Response to Distorted Maui News Articles
Cane burning feature draws fire
August 16, 2016
By KAREN CHUN , For The Maui News
The Maui News’ “Feeling the Burn” piece (Aug. 14) was riddled with inaccurate information that appears to have crossed the line into advocacy. Because The Maui News is the paper of record and serves as our historical archive, it is important that these articles about the last harvest report accurately and ethically.
The Maui News failed in this piece.
First, the article states that the people who sued to stop cane burning had no ties to the plantations. As its own previous articles stated, Trinette Furtado and Brad Edward come from longtime plantation families while I, Karen Chun, married into one.
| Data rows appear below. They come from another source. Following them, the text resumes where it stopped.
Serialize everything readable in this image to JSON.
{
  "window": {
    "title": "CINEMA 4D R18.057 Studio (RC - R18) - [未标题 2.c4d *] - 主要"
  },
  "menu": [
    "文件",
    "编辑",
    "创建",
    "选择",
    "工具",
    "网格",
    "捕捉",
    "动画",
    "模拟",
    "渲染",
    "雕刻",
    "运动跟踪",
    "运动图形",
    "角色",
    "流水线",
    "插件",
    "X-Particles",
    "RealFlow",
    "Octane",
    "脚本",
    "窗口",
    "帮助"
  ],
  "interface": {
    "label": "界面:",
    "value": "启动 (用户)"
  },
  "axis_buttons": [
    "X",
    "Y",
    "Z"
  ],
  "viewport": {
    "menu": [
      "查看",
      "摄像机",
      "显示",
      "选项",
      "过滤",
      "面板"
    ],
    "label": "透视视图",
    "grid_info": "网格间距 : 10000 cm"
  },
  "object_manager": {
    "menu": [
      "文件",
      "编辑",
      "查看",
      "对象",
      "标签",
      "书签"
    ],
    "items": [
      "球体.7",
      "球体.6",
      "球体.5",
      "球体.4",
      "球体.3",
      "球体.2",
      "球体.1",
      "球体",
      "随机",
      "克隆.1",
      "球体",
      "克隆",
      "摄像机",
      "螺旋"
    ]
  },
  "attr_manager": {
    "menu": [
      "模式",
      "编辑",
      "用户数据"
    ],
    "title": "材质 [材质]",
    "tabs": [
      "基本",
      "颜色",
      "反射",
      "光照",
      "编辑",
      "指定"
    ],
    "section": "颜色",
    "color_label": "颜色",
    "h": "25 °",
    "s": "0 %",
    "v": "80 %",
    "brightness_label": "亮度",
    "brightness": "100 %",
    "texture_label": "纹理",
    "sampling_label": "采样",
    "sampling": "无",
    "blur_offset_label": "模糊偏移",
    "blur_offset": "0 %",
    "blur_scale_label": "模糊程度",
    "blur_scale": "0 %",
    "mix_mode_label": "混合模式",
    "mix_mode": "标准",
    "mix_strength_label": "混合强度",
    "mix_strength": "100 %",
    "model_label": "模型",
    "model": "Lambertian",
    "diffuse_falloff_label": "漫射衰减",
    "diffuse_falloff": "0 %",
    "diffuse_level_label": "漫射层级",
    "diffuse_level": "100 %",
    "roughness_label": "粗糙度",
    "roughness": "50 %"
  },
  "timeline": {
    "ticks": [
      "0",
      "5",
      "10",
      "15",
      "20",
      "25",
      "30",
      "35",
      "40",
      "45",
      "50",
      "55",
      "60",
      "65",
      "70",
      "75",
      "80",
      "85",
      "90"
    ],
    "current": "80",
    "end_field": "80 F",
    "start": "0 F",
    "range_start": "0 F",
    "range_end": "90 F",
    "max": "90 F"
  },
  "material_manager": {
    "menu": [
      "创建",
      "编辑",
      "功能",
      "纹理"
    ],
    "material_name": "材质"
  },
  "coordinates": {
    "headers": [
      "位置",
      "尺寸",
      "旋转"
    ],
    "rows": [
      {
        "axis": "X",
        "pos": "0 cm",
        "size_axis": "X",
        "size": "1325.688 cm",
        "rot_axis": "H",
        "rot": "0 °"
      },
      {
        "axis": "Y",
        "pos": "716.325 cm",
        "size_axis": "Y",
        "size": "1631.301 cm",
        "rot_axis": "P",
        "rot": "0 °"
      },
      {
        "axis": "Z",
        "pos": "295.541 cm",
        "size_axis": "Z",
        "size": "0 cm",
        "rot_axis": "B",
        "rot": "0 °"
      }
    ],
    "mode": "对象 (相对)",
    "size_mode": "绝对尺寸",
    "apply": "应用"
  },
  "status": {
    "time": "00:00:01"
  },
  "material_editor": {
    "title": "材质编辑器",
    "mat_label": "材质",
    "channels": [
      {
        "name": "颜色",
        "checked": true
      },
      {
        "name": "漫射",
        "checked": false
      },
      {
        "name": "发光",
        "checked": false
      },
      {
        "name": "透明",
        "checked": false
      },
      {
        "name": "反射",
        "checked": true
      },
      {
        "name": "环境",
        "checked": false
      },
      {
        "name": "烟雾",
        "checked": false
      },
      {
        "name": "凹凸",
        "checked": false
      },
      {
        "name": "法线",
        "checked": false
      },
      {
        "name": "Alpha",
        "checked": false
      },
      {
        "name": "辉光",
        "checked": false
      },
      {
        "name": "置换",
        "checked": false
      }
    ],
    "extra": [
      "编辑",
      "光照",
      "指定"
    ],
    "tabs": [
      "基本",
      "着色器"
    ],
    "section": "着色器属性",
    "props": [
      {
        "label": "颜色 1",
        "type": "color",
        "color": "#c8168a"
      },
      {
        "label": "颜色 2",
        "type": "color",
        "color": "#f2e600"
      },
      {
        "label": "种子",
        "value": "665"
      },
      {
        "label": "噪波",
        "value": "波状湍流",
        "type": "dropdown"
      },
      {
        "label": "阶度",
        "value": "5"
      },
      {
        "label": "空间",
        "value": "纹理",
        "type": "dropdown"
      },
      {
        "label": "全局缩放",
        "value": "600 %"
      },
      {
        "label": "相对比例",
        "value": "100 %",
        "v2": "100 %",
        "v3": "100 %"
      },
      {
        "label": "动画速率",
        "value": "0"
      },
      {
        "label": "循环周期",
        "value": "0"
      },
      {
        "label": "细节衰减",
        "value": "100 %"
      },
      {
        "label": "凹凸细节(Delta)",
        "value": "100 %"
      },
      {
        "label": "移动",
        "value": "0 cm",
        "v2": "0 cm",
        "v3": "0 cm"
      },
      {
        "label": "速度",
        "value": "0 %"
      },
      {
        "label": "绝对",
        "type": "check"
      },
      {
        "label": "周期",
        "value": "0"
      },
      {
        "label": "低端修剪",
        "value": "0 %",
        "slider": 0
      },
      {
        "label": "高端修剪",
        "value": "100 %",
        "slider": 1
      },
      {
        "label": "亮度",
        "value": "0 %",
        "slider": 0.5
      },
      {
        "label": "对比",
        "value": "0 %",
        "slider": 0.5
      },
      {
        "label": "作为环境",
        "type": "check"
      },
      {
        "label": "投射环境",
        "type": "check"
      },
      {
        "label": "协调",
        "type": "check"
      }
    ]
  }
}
Second, by casting the story in a way that makes it seem like outsiders were agitating to change how things were on Maui, The Maui News resorted to stereotyping that does not match the facts.
The Maui News provided no history on cane burning on Maui. Its own pages show that cane burning did not happen on Maui until 1909, when Henry Baldwin announced he would be experimenting with the “new form of harvesting” near the Paia Mill. Cane burning did not take off until paved roads began to show up in the 1920s. Prior to that, cane could not be burned due to the time it took to get to the mill since burning accelerated the sugar inversion.
The Maui News provided no history regarding challenges to pre-harvest cane burning that started in the late 1960s by the local Japanese-American department head of the state Department of Health or the mostly local Japanese-American civil servants who worked under him. These individuals came from plantation backgrounds.
It did not provide the history of how the Big Five threatened the International Longshore and Warehouse Union with mass layoffs unless it endorsed cane burning in the 1970s and how the DOH was repeatedly criticized by the federal government for letting industry dictate air pollution regulation.
The Maui News did not seek comment from any of the public health advocates who challenged cane-burning practices in the 1980s, like Hazel Cunningham, or those in the 1990s, like Susan Jensen or Bobby McClintock. The Maui News did not seek comment from former members of the Maui Clean Air Coalition or its founder, Susan Douglas, or even Stop Cane Burning.
The Maui News quoted a Hawaiian Commercial & Sugar Co. employee saying he has no health effects from smoke without mentioning the extensive peer-reviewed literature indicating that breathing smoke does damage health or quoting from the many members of Stop Cane Burning who did experience health damage. The Maui News went on to discuss burning of PVC pipes as though that were the only smoke component that damages lungs.
The article raises questions about whether The Maui News even acts independently, as ethical journalists must. Instead of asking Stop Cane Burning or any of these historically involved individuals to provide the main points that we have raised for decades regarding cane burning, The Maui News allowed an Alexander & Baldwin official to distort the points of concern for us and then allowed him to defend against his own distorted points.
No comment was sought, obtained or reported for people opposed to cane burning historically or presently. And those opposed to cane burning were inaccurately generalized into a group of outsiders that echoes Alexander & Baldwin’s long-standing PR line defending its polluting practices as a Maui “tradition.”
* Karen Chun is a Paia resident and a leader with the group Stop Cane Burning, which had sued state Health Department and A&B to stop the harvesting practice. The suit was settled.